• [PROBLEM DESCRIPTION]
All records that follow are to be output exactly.

---------------

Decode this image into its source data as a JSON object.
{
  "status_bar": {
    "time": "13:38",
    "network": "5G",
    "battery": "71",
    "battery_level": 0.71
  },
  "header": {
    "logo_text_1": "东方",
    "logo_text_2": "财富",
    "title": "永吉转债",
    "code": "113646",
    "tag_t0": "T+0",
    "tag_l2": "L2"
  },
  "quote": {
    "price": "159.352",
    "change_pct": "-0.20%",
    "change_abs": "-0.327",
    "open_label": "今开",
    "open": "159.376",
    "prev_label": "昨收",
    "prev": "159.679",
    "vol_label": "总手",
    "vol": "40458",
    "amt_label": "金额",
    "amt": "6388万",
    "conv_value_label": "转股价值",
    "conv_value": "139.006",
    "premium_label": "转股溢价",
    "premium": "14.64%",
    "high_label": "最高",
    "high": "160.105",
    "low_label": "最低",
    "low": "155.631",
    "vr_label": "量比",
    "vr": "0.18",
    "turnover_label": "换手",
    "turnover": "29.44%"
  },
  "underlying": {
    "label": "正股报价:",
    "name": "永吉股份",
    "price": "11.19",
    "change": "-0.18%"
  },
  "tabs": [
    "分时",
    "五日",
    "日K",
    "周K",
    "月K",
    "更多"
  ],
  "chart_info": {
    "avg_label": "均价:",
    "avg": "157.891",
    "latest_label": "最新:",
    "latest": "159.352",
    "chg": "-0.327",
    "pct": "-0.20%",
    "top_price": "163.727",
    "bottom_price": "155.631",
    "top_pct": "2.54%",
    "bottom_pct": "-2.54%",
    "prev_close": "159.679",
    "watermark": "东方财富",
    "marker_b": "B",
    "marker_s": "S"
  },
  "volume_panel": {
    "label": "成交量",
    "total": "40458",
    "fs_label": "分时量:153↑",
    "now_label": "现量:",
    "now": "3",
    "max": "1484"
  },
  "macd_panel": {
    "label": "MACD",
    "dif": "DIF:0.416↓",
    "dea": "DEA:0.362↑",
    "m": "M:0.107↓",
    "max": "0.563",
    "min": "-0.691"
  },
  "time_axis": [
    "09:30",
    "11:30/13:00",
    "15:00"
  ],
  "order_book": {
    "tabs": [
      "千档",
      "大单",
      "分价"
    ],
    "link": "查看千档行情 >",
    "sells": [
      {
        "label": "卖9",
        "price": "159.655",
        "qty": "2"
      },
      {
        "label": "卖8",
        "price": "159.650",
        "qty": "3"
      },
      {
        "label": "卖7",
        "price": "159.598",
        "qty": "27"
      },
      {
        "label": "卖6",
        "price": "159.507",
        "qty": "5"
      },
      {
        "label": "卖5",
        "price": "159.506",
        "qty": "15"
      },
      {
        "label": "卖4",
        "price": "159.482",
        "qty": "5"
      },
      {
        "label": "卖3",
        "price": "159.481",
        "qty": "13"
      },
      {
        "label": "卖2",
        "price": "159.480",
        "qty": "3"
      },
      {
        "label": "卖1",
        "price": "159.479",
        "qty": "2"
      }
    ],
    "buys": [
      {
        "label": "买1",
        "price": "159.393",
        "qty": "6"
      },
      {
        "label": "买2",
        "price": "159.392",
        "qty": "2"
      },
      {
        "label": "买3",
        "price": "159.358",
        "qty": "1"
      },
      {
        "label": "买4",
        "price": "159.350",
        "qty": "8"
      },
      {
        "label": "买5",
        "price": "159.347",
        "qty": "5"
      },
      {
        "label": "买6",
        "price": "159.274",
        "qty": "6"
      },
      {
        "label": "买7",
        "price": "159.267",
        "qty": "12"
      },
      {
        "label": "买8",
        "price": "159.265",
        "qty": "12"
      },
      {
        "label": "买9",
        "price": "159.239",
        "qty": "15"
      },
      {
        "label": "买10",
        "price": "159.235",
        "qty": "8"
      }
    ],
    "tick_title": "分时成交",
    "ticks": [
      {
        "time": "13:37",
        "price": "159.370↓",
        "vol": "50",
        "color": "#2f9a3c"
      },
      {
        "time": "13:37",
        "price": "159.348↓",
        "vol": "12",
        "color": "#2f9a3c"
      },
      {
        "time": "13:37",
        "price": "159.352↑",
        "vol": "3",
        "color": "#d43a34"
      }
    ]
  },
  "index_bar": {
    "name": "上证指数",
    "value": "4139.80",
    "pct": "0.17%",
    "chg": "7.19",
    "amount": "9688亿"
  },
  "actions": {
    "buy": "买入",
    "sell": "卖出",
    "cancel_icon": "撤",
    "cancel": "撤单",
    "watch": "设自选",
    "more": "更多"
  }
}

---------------

• [ANSWER TO THIS TASK]
Decode this image into its source data as a JSON object.
{
  "status_bar": {
    "time": "13:38",
    "network": "5G",
    "battery": "71",
    "battery_level": 0.71
  },
  "header": {
    "logo_text_1": "东方",
    "logo_text_2": "财富",
    "title": "永吉转债",
    "code": "113646",
    "tag_t0": "T+0",
    "tag_l2": "L2"
  },
  "quote": {
    "price": "159.352",
    "change_pct": "-0.20%",
    "change_abs": "-0.327",
    "open_label": "今开",
    "open": "159.376",
    "prev_label": "昨收",
    "prev": "159.679",
    "vol_label": "总手",
    "vol": "40458",
    "amt_label": "金额",
    "amt": "6388万",
    "conv_value_label": "转股价值",
    "conv_value": "139.006",
    "premium_label": "转股溢价",
    "premium": "14.64%",
    "high_label": "最高",
    "high": "160.105",
    "low_label": "最低",
    "low": "155.631",
    "vr_label": "量比",
    "vr": "0.18",
    "turnover_label": "换手",
    "turnover": "29.44%"
  },
  "underlying": {
    "label": "正股报价:",
    "name": "永吉股份",
    "price": "11.19",
    "change": "-0.18%"
  },
  "tabs": [
    "分时",
    "五日",
    "日K",
    "周K",
    "月K",
    "更多"
  ],
  "chart_info": {
    "avg_label": "均价:",
    "avg": "157.891",
    "latest_label": "最新:",
    "latest": "159.352",
    "chg": "-0.327",
    "pct": "-0.20%",
    "top_price": "163.727",
    "bottom_price": "155.631",
    "top_pct": "2.54%",
    "bottom_pct": "-2.54%",
    "prev_close": "159.679",
    "watermark": "东方财富",
    "marker_b": "B",
    "marker_s": "S"
  },
  "volume_panel": {
    "label": "成交量",
    "total": "40458",
    "fs_label": "分时量:153↑",
    "now_label": "现量:",
    "now": "3",
    "max": "1484"
  },
  "macd_panel": {
    "label": "MACD",
    "dif": "DIF:0.416↓",
    "dea": "DEA:0.362↑",
    "m": "M:0.107↓",
    "max": "0.563",
    "min": "-0.691"
  },
  "time_axis": [
    "09:30",
    "11:30/13:00",
    "15:00"
  ],
  "order_book": {
    "tabs": [
      "千档",
      "大单",
      "分价"
    ],
    "link": "查看千档行情 >",
    "sells": [
      {
        "label": "卖9",
        "price": "159.655",
        "qty": "2"
      },
      {
        "label": "卖8",
        "price": "159.650",
        "qty": "3"
      },
      {
        "label": "卖7",
        "price": "159.598",
        "qty": "27"
      },
      {
        "label": "卖6",
        "price": "159.507",
        "qty": "5"
      },
      {
        "label": "卖5",
        "price": "159.506",
        "qty": "15"
      },
      {
        "label": "卖4",
        "price": "159.482",
        "qty": "5"
      },
      {
        "label": "卖3",
        "price": "159.481",
        "qty": "13"
      },
      {
        "label": "卖2",
        "price": "159.480",
        "qty": "3"
      },
      {
        "label": "卖1",
        "price": "159.479",
        "qty": "2"
      }
    ],
    "buys": [
      {
        "label": "买1",
        "price": "159.393",
        "qty": "6"
      },
      {
        "label": "买2",
        "price": "159.392",
        "qty": "2"
      },
      {
        "label": "买3",
        "price": "159.358",
        "qty": "1"
      },
      {
        "label": "买4",
        "price": "159.350",
        "qty": "8"
      },
      {
        "label": "买5",
        "price": "159.347",
        "qty": "5"
      },
      {
        "label": "买6",
        "price": "159.274",
        "qty": "6"
      },
      {
        "label": "买7",
        "price": "159.267",
        "qty": "12"
      },
      {
        "label": "买8",
        "price": "159.265",
        "qty": "12"
      },
      {
        "label": "买9",
        "price": "159.239",
        "qty": "15"
      },
      {
        "label": "买10",
        "price": "159.235",
        "qty": "8"
      }
    ],
    "tick_title": "分时成交",
    "ticks": [
      {
        "time": "13:37",
        "price": "159.370↓",
        "vol": "50",
        "color": "#2f9a3c"
      },
      {
        "time": "13:37",
        "price": "159.348↓",
        "vol": "12",
        "color": "#2f9a3c"
      },
      {
        "time": "13:37",
        "price": "159.352↑",
        "vol": "3",
        "color": "#d43a34"
      }
    ]
  },
  "index_bar": {
    "name": "上证指数",
    "value": "4139.80",
    "pct": "0.17%",
    "chg": "7.19",
    "amount": "9688亿"
  },
  "actions": {
    "buy": "买入",
    "sell": "卖出",
    "cancel_icon": "撤",
    "cancel": "撤单",
    "watch": "设自选",
    "more": "更多"
  }
}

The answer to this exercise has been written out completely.